Bills are an inevitability of life, but spending a lot of time trying to keep track of them isn’t. It’s not unlikely that, throughout your life, you’ll have to pay mortgage payments, phone service contracts, credit card repayments, etc, and all at different intervals, costs, and dates. It can be a confusing financial landscape, but staying on top of things is something you have to do.
Enter Chronicle, a bill management software now in it’s fifth version that eases the process of keeping track of your due payments, and ones past. With the app, you can add payments of all sorts, be reminded when they’re due and log them once they’re paid. It’s on sell for just $9.99 to celebrate the new launch, and it’s a pretty nice, all-in-one solution, so let’s take a look.
Your First Bill
Once you’ve grabbed Chronicle from the Mac App Store, you’ll want to jump straight into adding your first bill. Fortunately, doing so is only a click of the large + button away. A modal window will popup where you’ll give your bill a name and select one of the app’s nice icons to categories it.
The form will also ask you for a few key details about the payment, such as it’s next due date, the interval in which it’s repeated and, optionally, the amount due, method of payment and a URL if it’s online. You can also be chosen to get reminded a variable number of days prior to it being due, and even tag it to be categorised or found easier later. This is a really simple feature that allows for simple sorting of bills, so you can, say, tag all your entertainment bills together even if they don’t share the same category icon.
You can continue to add as many bills, of as many types, as you want to build up a long list of where your money goes.
Once you have all your various payments setup in Chronicle, it’s time to use it. Perhaps that’s the wrong phrase, though, as Chronicle isn’t an app you necessarily “use”; you just sit back and wait for the time to come when you’re reminded to make a payment.
Through the reminder you setup when adding the initial bill, Chronicle will remind you when a payment is due. Once you’ve made that payment — through any medium — you’ll want to check it off by hitting the Log Payment button for that particular bill. This action results in a new modal window which allows you to enter details such as date paid, the amount you paid, a note and attaching a receipt or invoice to record the payment.

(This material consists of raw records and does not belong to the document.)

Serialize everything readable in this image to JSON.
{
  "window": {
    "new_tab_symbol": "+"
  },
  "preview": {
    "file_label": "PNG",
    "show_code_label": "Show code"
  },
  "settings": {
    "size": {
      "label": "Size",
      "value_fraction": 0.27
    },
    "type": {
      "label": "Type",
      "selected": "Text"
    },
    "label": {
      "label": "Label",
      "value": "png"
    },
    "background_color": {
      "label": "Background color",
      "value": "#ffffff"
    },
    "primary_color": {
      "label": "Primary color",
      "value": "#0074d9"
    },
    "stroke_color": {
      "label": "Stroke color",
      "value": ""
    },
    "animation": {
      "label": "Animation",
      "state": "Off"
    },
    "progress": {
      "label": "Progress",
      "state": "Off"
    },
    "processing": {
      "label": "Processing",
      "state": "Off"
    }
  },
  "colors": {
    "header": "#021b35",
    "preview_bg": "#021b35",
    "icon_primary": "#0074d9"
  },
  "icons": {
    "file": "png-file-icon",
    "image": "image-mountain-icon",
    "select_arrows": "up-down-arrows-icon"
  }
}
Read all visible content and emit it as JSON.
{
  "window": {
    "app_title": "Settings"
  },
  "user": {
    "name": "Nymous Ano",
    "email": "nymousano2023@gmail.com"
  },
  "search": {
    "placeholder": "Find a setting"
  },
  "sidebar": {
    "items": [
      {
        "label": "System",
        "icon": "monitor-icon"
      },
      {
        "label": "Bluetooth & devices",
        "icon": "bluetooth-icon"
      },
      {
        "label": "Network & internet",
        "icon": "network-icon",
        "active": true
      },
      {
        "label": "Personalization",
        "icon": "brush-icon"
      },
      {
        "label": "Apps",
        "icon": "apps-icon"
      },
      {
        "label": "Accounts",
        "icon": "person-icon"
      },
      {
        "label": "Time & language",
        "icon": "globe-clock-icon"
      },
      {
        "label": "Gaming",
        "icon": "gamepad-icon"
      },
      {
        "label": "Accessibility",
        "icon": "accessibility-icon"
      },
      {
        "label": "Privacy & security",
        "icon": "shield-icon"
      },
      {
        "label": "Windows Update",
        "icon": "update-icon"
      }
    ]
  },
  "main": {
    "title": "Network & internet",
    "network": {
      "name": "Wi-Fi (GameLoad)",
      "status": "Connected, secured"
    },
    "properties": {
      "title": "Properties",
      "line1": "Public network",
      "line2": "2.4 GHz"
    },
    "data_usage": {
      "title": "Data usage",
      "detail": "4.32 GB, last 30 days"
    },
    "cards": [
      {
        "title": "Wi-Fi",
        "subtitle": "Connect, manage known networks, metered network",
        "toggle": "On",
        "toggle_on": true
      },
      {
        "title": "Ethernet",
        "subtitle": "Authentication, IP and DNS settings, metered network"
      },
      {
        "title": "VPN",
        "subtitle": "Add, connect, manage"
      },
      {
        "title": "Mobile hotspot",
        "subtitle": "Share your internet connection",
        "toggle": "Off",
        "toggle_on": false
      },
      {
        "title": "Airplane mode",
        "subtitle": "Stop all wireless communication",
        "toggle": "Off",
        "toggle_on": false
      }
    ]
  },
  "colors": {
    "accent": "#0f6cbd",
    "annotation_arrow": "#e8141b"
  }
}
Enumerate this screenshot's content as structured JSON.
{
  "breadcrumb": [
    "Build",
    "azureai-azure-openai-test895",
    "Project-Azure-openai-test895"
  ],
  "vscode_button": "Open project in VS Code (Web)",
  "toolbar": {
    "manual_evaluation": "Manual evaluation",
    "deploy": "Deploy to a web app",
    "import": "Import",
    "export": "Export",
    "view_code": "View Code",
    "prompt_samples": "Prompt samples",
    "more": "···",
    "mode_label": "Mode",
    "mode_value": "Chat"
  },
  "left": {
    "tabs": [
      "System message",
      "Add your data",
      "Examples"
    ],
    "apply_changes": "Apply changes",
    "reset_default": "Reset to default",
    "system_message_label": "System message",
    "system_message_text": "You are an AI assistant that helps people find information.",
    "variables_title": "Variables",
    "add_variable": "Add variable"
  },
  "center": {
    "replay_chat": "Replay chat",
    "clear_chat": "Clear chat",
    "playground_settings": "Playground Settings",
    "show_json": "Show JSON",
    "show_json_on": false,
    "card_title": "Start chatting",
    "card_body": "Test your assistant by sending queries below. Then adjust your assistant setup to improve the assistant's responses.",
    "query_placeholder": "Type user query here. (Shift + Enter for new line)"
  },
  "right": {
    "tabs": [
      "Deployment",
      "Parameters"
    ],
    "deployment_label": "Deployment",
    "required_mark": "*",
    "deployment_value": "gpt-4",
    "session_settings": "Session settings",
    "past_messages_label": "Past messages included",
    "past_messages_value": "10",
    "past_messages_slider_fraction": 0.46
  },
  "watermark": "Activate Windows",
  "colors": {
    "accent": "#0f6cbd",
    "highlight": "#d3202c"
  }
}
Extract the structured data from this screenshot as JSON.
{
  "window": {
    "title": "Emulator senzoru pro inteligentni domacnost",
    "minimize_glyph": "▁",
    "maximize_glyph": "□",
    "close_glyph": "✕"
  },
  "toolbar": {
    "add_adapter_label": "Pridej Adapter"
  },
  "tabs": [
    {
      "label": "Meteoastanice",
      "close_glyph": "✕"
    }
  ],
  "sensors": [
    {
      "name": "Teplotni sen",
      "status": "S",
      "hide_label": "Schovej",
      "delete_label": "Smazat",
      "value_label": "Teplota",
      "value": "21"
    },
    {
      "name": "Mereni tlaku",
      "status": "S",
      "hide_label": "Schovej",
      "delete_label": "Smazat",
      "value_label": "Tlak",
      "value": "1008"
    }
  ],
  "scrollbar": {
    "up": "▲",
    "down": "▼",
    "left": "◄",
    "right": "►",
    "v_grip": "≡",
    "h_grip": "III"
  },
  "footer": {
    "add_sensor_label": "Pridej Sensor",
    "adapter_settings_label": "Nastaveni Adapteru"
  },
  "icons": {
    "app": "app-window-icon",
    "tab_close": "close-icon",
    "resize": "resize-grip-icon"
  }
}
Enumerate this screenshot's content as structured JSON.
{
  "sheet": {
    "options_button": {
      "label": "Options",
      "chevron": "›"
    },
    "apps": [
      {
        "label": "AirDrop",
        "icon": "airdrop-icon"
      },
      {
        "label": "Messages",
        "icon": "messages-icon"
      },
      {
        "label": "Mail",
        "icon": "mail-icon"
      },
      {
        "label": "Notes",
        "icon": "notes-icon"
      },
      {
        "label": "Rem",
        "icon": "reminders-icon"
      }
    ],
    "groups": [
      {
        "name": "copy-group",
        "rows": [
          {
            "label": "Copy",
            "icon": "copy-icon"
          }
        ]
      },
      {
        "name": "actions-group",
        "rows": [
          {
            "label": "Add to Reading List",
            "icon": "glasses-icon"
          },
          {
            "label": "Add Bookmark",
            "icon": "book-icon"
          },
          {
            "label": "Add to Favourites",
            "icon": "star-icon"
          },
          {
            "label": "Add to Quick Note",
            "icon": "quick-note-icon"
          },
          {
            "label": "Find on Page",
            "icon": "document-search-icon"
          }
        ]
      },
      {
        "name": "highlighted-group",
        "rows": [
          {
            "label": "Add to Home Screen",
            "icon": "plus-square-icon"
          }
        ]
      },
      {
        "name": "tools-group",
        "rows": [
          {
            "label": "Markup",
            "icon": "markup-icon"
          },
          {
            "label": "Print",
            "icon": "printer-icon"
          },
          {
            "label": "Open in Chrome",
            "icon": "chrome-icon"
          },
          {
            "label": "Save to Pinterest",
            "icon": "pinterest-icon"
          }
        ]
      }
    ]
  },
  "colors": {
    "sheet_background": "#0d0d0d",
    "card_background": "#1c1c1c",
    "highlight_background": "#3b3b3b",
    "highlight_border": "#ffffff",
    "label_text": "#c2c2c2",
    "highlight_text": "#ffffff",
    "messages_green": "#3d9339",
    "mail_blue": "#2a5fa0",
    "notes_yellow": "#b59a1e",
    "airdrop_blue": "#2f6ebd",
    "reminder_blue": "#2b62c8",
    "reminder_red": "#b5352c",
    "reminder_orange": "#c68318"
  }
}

Just like when adding the bill itself, logging a payment is a seamless, simple process.
When you log a payment, the countdown will be reset to the next due date and that payment itself will begin to show up in the payment history and influence the other figures presented to you for that bill. These figures include a breakdown of payments by season and year-on-year.
Income, Balances and Other Features
Chronicle also allows you to log income sources and figures which will calculate an expected balance after your bills have been paid. This isn’t too much of a complex system — you pretty much just enter a date, interval and amount, nothing more — but gives you a helpful enough figure.
In the main dashboard of the app, you’ll also get to view the Month at a Glance, which consists of a calendar marked with due payments and the amount of paid/due payments in both number and currency.
There’s little else to Chronicle, which certainly isn’t a disadvantage. Anything more would be a little superfluous above Chronicle’s otherwise simple and intuitive setup.
Design and Interface
Chronicle 5 features a tweaked interface that is more aesthetically pleasing than the versions that lived before it. There are aspects that are both particularly nice — such as the bill icons — and ones that are less than favourable, such as the choice of non-standard ultralight typeface. It’s far from a terrible design, but isn’t perhaps the very best designed OS X app. For a financial app, though, it’s rather nice looking in comparison to its competition!
Chronicle 5 does what it says it will, namely allowing you to manage, record and plan payments for recurring services. It’s intuitive, even though it deals with financial data, and doesn’t overcomplicate things as to block of any potential demographic from using it.
It’s a rather minimal update from version 4, with the bulk being it’s new refreshed interface that, while still not excellent, is significantly better than the previous iteration. Overall, however, it remains one of the best finance apps available on the Mac App Store and get’s a definite recommendation from us!